North East Citizens Advice manager Joe Michna has put together the following helpful guide to explain the rights of tenants who may be concerned about being able to pay their rent or even be evicted at this time.
What should I do if I cannot pay my rent during the crisis?
Explain the situation to your landlord – they might give you more time to pay, or agree to reduce your rent.
If your landlord does not offer to be flexible try to pay as much as you can and keep a record of any discussions.
Ask your landlord if you can pay by card over the phone or online so you don’t have to leave the house.
You may be entitled to benefits to help with housing costs if your income has reduced, such as Housing Benefit or Universal Credit.
I’m worried about being evicted, what should I do?
The government has made a temporary change to the law around eviction because of the coronavirus.
Your landlord might have to give you extra notice before they can evict you depending on your type of tenancy.
If you rent from the council you are likely to be an introductory tenancy or secure tenancy.
If you rent from a housing association, you are likely to be an assured or assured shorthold tenant.
If you rent from a private landlord you are likely to be an assured shorthold tenant.
What if I have been served with an eviction notice after March 26?
If your landlord gives you an eviction notice on or after the March 26, 2020 the notice has to be increased to three months for assured, assured shorthold, secure, demoted, and introductory tenancies.
What if my landlord has started court action?
The court service has postponed all eviction processes for three months from March 27, 2020.

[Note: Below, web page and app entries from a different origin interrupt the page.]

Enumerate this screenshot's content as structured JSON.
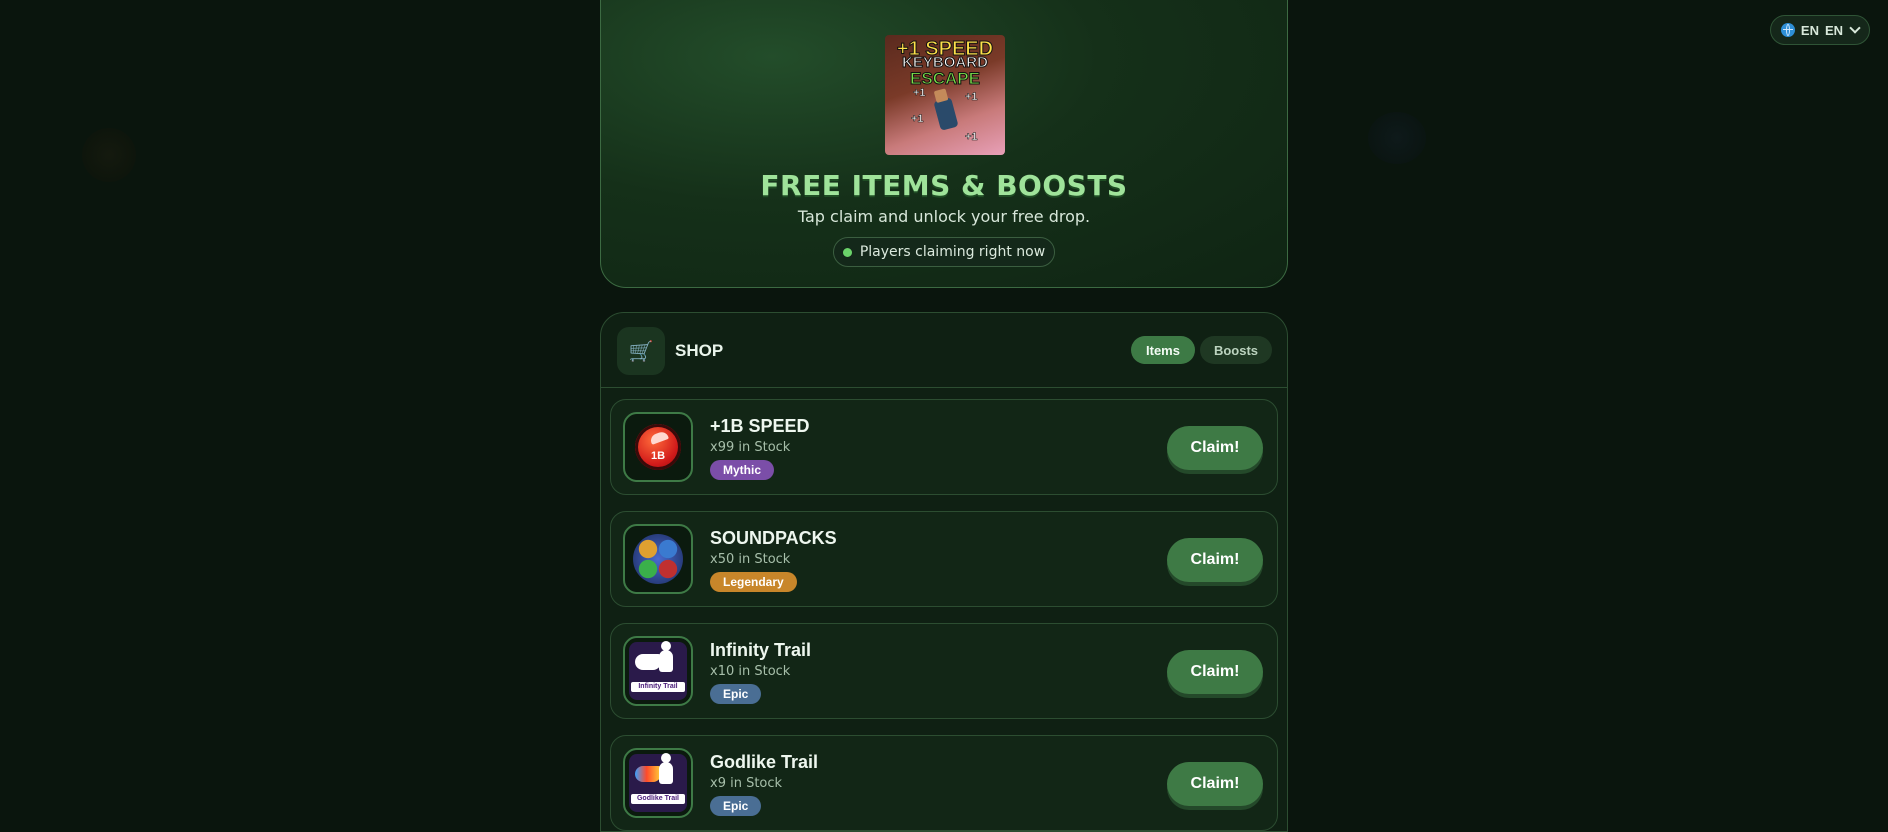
{
  "language": {
    "code": "EN",
    "selected": "EN"
  },
  "hero": {
    "game_image_text": {
      "line1": "+1 SPEED",
      "line2": "KEYBOARD",
      "line3": "ESCAPE",
      "plus": "+1"
    },
    "title": "FREE ITEMS & BOOSTS",
    "subtitle": "Tap claim and unlock your free drop.",
    "live_status": "Players claiming right now"
  },
  "shop": {
    "title": "SHOP",
    "tabs": [
      {
        "label": "Items",
        "active": true
      },
      {
        "label": "Boosts",
        "active": false
      }
    ],
    "items": [
      {
        "name": "+1B SPEED",
        "stock": "x99 in Stock",
        "rarity": "Mythic",
        "rarity_color": "#7b4ea8",
        "icon": "speed-orb-icon",
        "icon_text": "1B",
        "claim_label": "Claim!"
      },
      {
        "name": "SOUNDPACKS",
        "stock": "x50 in Stock",
        "rarity": "Legendary",
        "rarity_color": "#c8862a",
        "icon": "soundpack-icon",
        "claim_label": "Claim!"
      },
      {
        "name": "Infinity Trail",
        "stock": "x10 in Stock",
        "rarity": "Epic",
        "rarity_color": "#4a6e94",
        "icon": "infinity-trail-icon",
        "icon_text": "Infinity Trail",
        "claim_label": "Claim!"
      },
      {
        "name": "Godlike Trail",
        "stock": "x9 in Stock",
        "rarity": "Epic",
        "rarity_color": "#4a6e94",
        "icon": "godlike-trail-icon",
        "icon_text": "Godlike Trail",
        "claim_label": "Claim!"
      }
    ]
  },
  "colors": {
    "background": "#0a150d",
    "accent": "#3e7a45",
    "title_green": "#9fe39a"
  }
}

If your landlord has gone to court to evict you, you will not have to leave your home yet.